Below are the entries; state how many of their lines contain the string "title", and nothing more.

▶ _Input data_
....................

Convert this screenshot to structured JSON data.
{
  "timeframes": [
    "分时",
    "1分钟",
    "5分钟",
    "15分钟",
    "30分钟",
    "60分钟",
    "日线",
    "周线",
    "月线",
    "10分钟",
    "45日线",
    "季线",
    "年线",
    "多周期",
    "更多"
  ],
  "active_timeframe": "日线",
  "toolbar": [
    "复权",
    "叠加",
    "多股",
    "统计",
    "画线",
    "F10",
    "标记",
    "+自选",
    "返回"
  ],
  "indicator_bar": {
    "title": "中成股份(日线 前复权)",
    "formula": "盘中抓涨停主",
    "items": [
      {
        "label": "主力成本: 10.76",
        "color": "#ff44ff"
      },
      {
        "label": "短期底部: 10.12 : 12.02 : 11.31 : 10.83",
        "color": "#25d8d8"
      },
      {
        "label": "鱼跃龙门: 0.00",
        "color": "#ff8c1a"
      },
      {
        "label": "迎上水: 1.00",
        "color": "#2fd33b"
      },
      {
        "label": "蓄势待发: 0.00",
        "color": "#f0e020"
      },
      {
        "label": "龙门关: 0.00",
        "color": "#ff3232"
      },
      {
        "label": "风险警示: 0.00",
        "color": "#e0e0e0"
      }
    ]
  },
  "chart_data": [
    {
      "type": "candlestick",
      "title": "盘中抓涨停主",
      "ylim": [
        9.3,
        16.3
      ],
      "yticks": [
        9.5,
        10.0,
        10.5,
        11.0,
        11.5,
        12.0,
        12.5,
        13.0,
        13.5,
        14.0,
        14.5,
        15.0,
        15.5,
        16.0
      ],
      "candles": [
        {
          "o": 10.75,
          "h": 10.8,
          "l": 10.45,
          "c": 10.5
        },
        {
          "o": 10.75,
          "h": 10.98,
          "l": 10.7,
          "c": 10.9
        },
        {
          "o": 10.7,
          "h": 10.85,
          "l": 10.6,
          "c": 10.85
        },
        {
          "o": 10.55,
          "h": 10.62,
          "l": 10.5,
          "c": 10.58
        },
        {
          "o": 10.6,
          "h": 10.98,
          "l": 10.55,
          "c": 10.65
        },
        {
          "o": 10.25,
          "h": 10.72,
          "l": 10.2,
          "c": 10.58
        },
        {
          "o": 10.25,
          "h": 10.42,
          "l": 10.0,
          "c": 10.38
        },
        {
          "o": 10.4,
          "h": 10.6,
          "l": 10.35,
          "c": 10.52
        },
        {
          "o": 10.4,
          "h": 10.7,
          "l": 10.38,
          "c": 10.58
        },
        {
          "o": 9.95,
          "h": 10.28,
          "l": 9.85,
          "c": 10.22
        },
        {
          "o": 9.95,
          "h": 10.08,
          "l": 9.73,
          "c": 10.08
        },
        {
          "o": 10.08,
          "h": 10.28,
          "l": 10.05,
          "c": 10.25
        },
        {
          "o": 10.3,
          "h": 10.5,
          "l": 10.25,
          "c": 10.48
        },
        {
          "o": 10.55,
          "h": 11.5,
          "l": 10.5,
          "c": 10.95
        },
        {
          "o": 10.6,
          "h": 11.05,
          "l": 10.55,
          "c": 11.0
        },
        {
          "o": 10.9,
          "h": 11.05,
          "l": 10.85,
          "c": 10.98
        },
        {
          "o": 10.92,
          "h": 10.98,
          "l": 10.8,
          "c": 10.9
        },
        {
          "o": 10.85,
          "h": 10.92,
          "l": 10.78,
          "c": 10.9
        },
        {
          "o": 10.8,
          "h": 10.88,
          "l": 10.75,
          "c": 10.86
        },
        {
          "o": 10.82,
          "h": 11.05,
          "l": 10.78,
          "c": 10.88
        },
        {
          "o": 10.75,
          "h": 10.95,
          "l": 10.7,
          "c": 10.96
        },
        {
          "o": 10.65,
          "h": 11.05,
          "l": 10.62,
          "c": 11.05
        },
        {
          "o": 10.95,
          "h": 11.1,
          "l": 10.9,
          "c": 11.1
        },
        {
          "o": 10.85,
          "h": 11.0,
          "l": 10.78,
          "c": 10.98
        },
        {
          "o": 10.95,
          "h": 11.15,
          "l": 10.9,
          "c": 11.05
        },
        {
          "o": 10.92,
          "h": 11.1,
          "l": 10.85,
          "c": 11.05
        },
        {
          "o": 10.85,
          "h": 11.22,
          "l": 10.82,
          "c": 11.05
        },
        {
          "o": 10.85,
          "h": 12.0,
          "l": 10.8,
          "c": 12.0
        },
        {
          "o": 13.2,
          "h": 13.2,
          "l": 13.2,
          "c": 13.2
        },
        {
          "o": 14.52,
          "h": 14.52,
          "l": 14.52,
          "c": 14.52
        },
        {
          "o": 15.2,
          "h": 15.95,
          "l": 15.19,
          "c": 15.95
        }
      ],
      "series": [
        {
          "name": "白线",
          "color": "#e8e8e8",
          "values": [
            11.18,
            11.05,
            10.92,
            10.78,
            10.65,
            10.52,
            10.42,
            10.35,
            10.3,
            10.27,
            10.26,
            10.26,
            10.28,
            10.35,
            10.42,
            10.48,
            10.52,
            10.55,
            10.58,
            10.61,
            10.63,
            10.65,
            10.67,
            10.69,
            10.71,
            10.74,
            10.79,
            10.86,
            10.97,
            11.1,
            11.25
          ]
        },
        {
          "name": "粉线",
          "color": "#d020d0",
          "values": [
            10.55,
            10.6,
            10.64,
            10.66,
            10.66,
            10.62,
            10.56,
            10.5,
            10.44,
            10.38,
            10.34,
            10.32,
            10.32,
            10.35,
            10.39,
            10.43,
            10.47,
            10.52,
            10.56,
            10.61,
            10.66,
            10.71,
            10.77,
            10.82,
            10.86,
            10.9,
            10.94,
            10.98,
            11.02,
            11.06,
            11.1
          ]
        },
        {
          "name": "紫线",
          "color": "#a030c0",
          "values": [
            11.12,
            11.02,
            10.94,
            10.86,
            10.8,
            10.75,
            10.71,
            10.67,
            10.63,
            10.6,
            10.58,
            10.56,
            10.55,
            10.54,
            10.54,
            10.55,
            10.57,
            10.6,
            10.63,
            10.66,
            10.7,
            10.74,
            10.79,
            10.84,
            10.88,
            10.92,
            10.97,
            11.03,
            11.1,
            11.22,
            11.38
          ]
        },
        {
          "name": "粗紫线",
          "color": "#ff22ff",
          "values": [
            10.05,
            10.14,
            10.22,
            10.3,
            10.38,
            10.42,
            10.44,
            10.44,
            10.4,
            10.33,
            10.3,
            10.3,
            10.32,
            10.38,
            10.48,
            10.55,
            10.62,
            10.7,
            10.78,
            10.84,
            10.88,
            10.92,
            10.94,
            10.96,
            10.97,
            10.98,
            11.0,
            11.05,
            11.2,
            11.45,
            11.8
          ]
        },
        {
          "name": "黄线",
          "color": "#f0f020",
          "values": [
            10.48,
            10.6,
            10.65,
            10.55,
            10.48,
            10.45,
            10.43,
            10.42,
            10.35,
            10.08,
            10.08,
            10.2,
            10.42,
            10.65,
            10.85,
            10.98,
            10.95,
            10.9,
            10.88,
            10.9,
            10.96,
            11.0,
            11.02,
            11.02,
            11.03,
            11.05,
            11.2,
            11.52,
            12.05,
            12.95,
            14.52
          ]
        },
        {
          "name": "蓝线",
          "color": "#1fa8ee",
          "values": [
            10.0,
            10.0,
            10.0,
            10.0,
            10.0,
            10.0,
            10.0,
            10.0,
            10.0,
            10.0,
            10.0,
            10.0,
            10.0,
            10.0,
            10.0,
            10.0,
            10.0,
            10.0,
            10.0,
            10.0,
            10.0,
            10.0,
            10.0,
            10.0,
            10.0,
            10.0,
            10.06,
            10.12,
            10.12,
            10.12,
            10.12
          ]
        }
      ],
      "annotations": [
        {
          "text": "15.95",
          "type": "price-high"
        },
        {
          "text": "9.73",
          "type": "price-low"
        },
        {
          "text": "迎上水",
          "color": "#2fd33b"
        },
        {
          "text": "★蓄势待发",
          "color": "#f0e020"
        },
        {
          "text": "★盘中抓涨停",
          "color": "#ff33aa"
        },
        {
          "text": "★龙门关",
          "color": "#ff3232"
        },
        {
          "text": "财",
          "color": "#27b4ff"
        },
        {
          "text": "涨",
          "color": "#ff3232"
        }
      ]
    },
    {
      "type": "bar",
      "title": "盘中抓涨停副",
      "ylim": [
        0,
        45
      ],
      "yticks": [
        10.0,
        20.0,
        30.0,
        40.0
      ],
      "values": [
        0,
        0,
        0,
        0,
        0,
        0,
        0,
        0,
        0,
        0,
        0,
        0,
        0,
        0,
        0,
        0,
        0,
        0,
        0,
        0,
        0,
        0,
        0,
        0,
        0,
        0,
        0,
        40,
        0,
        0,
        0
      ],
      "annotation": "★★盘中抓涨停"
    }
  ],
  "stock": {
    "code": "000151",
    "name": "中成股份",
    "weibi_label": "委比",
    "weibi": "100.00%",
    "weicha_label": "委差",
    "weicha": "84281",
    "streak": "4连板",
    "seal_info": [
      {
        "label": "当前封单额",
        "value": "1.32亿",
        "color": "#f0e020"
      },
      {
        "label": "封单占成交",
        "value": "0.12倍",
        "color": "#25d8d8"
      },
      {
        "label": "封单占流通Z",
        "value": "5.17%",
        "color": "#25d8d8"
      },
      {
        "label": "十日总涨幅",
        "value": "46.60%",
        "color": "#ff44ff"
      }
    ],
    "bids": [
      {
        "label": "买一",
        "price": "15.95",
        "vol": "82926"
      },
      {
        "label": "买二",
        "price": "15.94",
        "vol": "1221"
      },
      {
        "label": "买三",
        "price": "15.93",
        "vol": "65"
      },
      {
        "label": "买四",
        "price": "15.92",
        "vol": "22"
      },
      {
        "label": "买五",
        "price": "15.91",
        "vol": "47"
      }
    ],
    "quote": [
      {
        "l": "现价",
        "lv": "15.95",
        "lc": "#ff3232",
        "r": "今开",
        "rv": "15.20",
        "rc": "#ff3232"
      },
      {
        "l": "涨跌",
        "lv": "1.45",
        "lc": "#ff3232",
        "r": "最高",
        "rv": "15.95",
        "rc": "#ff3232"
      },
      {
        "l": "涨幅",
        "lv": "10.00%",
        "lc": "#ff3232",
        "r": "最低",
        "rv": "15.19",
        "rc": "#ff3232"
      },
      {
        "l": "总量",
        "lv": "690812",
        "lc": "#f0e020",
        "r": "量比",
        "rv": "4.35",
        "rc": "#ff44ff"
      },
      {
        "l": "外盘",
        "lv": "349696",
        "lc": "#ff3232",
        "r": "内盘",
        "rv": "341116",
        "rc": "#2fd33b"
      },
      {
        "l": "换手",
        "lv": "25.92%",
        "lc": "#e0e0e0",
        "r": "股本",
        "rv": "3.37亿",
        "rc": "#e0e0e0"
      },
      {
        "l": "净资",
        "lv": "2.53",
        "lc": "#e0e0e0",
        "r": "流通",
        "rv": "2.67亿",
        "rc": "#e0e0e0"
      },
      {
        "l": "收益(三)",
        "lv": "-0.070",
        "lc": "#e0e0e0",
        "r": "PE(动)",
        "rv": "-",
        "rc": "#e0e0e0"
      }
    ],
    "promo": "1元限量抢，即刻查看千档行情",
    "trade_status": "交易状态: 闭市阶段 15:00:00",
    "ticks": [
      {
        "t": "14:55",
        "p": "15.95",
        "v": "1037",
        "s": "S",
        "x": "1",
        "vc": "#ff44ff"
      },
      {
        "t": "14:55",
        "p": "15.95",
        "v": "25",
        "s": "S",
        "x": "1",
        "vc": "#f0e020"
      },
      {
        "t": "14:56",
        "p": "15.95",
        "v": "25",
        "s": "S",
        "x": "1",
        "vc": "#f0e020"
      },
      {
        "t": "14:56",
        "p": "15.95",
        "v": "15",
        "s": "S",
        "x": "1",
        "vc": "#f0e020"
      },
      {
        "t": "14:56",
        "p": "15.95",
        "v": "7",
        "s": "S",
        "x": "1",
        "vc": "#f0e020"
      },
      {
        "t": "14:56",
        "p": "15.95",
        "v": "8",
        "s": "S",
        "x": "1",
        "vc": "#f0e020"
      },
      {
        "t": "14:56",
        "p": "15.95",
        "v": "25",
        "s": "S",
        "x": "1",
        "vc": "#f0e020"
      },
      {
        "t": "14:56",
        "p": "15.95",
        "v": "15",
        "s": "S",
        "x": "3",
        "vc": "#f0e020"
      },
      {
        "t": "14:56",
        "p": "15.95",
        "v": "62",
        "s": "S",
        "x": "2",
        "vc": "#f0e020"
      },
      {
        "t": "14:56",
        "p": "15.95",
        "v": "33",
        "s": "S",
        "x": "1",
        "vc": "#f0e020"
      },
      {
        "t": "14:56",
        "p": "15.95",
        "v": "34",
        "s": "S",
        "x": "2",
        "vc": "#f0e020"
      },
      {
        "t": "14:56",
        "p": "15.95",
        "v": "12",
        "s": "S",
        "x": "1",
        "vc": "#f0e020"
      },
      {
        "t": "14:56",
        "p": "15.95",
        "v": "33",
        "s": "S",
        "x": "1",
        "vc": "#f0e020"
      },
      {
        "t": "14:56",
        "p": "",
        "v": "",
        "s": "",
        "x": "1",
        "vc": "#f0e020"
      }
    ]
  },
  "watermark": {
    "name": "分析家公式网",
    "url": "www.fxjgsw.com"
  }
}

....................

▶ _Output for this exercise_
3